Originally published on So So Gay on 6 October 2014.
To quote star Lance Henriksen in the interview he gives for this new Blu-ray release of infamous 70s sci-fi film The Visitor, ‘Wow, where is the narrative in this thing?’
If you’ve ever wanted to watch a film that contains aliens, killer birds, a demonic child, a violent ice-skating dance-off, and ACTUAL JESUS CHRIST, then The Visitor is definitely the film for you. Perhaps you’ve just read that list of content and thought ‘surely those disparate collection of things can’t coherently come together as a story?’ Well, you would be correct. It’s hard to pinpoint the exact moment whilst watching The Visitor when you give up trying to follow the plot and let the unbridled insanity just wash over you. That’s not to say The Visitor isn’t an entertaining watch – it certainly touches on so-bad-it’s-good territory, which makes it a difficult film to score accurately. As Mike White, co-host of movie podcast The Projection Booth, says in the essay he contributes for the Blu-ray’s booklet: ‘Sometimes the film feels like it’s a poor adaptation of an intricate book. Other times, it feels like it was cobbled together from abandoned bits of scripts that were gathering dust in [The Visitor‘s writer, Ovidio] Assonitis’s office.’
Directed by Giulio Paradisi (second unit director on the Fellini classic, 8½), The Visitor depicts an inter-dimensional mission where Jerzy Colsowicz (John Huston), the alien visitor of the title, must save the soul of young Katy (Paige Conner), the devilish offspring of Barbara Collins (Joanne Nail) who is unaware she carries the genetic coding to bear children possessed with the wicked spirit of Zatine (Satan). Meanwhile, a shady syndicate of men are trying to get basketball team owner Raymond Armstead (Henriksen) – because why not – to impregnate Barbara thus furthering the demonic line.
The curious thing about the film is that it has many good qualities, not least the cast.

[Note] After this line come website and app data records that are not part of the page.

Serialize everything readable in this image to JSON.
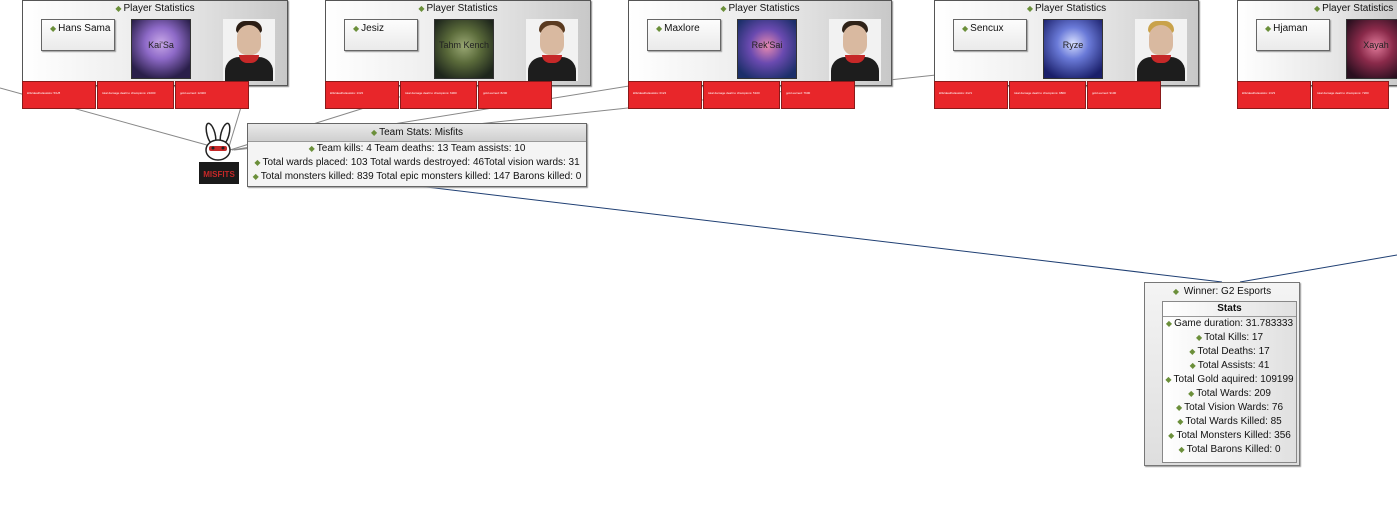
{
  "players": [
    {
      "card_title": "Player Statistics",
      "name": "Hans Sama",
      "champion": "Kai'Sa",
      "champ_colors": [
        "#2a1f4a",
        "#8e6ac8"
      ],
      "hair": "#2b1d14",
      "stats": [
        "kills/deaths/assists: 5/1/8",
        "total damage dealt to champions: 21000",
        "gold earned: 12400"
      ]
    },
    {
      "card_title": "Player Statistics",
      "name": "Jesiz",
      "champion": "Tahm Kench",
      "champ_colors": [
        "#2e3a2c",
        "#7a8a5a"
      ],
      "hair": "#5a3a20",
      "stats": [
        "kills/deaths/assists: 1/3/2",
        "total damage dealt to champions: 6300",
        "gold earned: 8200"
      ]
    },
    {
      "card_title": "Player Statistics",
      "name": "Maxlore",
      "champion": "Rek'Sai",
      "champ_colors": [
        "#1c2f6a",
        "#e04a8a"
      ],
      "hair": "#2e2218",
      "stats": [
        "kills/deaths/assists: 0/4/4",
        "total damage dealt to champions: 5100",
        "gold earned: 7600"
      ]
    },
    {
      "card_title": "Player Statistics",
      "name": "Sencux",
      "champion": "Ryze",
      "champ_colors": [
        "#1a1f6a",
        "#8a9ae8"
      ],
      "hair": "#c9a24a",
      "stats": [
        "kills/deaths/assists: 2/2/1",
        "total damage dealt to champions: 9800",
        "gold earned: 9100"
      ]
    },
    {
      "card_title": "Player Statistics",
      "name": "Hjaman",
      "champion": "Xayah",
      "champ_colors": [
        "#4a1f3a",
        "#c04a6a"
      ],
      "hair": "#2a1a12",
      "stats": [
        "kills/deaths/assists: 1/3/3",
        "total damage dealt to champions: 7200",
        "gold earned: 8300"
      ]
    }
  ],
  "team_stats": {
    "header": "Team Stats:  Misfits",
    "line1": "Team kills:  4  Team deaths:  13  Team assists:  10",
    "line2": "Total wards placed:  103  Total wards destroyed:  46Total vision wards:  31",
    "line3": "Total monsters killed:  839  Total epic monsters killed:  147  Barons killed:  0",
    "logo_text": "MISFITS",
    "accent": "#c62828"
  },
  "winner": {
    "header": "Winner:  G2 Esports",
    "stats_title": "Stats",
    "items": [
      "Game duration: 31.783333",
      "Total Kills: 17",
      "Total Deaths: 17",
      "Total Assists: 41",
      "Total Gold aquired: 109199",
      "Total Wards: 209",
      "Total Vision Wards: 76",
      "Total Wards Killed: 85",
      "Total Monsters Killed: 356",
      "Total Barons Killed: 0"
    ]
  },
  "colors": {
    "stat_red": "#e8262a",
    "diamond": "#6b8f3a",
    "connector": "#1f3f73",
    "line_gray": "#888888"
  }
}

Stalwarts like Huston and Shelley Winters (who plays Barbara’s housekeeper, Jane Philips) bring gravitas to proceedings, while Paige Conner gives a gleefully maniacal performance as 8-year-old Katy Collins – the demonic antagonist of the piece. Even with a jaded 21st century perspective, there’s still much amusement to be found in hearing profanity shoot out of a child’s mouth. It’s hard to resist a juvenile titter when Katy bluntly tells Det. Jake Durham (Glenn Ford) to ‘go fuck yourself’ after he follows her to school – perhaps it makes more impact because there isn’t actually that much swearing in The Visitor.
Where The Visitor goes so very, very wrong is its abrupt and haphazard editing, along with its fairly nonsensical plot – not to mention an abrasive and often misplaced soundtrack. Clearly rehashing elements from numerous big hits of the day, the film falls apart under the weight of far too many amalgamated ideas – yet somehow manages to remain an enjoyable riot. The sad thing about the film is its wasted potential; with a few more script revisions and perhaps a less manic director on board, The Visitor could have turned into a genuine jewel in the sci-fi/horror genre, rather than an infamous curiosity.
There are some revealing insights into the unhinged captain at the helm of this particularly bonkers ship during the interview with Luciano Comici, who was responsible for the movie’s screenplay, and is one of three new interviews included on the Blu-ray – the other two being with Henriksen and cinematographer Ennio Guarnieri. When Comici pointed out to Paradisi that he was becoming overly preoccupied with scenes featuring people on the toilet, his response was, ‘People go for a shit every day – put it in!’ Paradisi was clearly a man of the ‘my way or the highway’ persuasion.
Speaking of the bonus content, it collectively doesn’t quite run to 25 minutes and consequently feels a little sparse, which is a shame since the interviews with both Comici and Henriksen are insightful and amusing, though all too brief. Furthermore, it’s a pity there isn’t an interview with Paige Conner – surely an egregious oversight – to give her thoughts on both the shoot and end product. Unusually for an Arrow Blu-ray, this particular package is also devoid of even one audio commentary for the film. Nevertheless, what is included gives some welcome behind the scenes information for fans.
A must-see for arguably the wrong reasons, The Visitor is one of those films that needs to be seen to be believed. Like a cinematic rite of passage, to not see this film at least once would be to miss out on a unique piece of movie magic and mayhem.
The Visitor is available to buy on dual format Blu-ray + DVD from Amazon. Images courtesy of Arrow Films.